Five months after I had said good-bye to my good friend Amos, I received a sullen phone call from Mario (the mother of one of my co-founders and the backbone of AEP). She asked me to sit down and proceeded to inform me that Amos had passed away. She told me that Amos was infected with HIV/AIDS, which he had kept private from us while we were visiting. Before his death Amos wrote a letter to the four of us (Julie-Anne, Hillary, Mario, and I) at AEP. One part of the letter read: “My greatest aspiration is that some boys and girls will reward “our efforts” by embracing the culture of reading and seek knowledge for them to become better successful citizens in the society.” Everyday AEP takes steps with the hope of making Amos’s dream a reality.

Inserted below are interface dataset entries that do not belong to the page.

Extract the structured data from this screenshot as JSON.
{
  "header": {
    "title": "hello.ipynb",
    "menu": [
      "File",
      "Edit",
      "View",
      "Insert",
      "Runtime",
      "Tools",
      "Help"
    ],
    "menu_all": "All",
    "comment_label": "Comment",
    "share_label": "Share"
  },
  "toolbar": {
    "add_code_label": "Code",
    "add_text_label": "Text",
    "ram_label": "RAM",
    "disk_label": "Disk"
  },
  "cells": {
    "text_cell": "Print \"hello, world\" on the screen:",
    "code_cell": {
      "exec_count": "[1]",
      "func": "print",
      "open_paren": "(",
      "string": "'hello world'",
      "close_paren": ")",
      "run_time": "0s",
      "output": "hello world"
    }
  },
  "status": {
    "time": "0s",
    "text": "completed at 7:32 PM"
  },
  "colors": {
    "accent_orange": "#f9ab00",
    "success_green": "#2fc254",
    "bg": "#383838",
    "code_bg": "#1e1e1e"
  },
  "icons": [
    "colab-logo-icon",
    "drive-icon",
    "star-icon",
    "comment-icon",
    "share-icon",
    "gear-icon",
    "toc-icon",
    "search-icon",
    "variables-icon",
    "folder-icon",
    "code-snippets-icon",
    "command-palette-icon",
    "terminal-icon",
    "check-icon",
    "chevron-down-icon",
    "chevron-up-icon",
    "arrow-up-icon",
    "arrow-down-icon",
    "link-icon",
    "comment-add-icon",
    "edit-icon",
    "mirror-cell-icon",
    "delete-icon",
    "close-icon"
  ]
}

After our first visit to Zambia it became clear that our mission was bigger than just providing books and computers. In 2006 the Amos Youth Center opened its doors to the students of Kafue. To date the Amos Youth Center (AYC) houses a full library and computer lab. It holds its own drama club run by students, who perform skits that illustrate the false stigma that is attached to HIV/AIDS. AYC has also established a scholarship program for HIV/AIDS orphans, whereby members of the Radnor, PA community can sponsor a student by sending them to school. Furthermore, in 2008, AEP established the breakfast club, feeding over 70 students one meal a day. Oh, and my personal favorite, the AYC soccer team, which competes against other teams in the nearby area. AEP is about to take on the task of building a new youth center, which will also house dormitories for some of our scholarship students. Our efforts are never-ending because I cannot get enough of the smiles that AEP/AYC brings to the faces of the Kafue children, my friends that I have come to care so much about.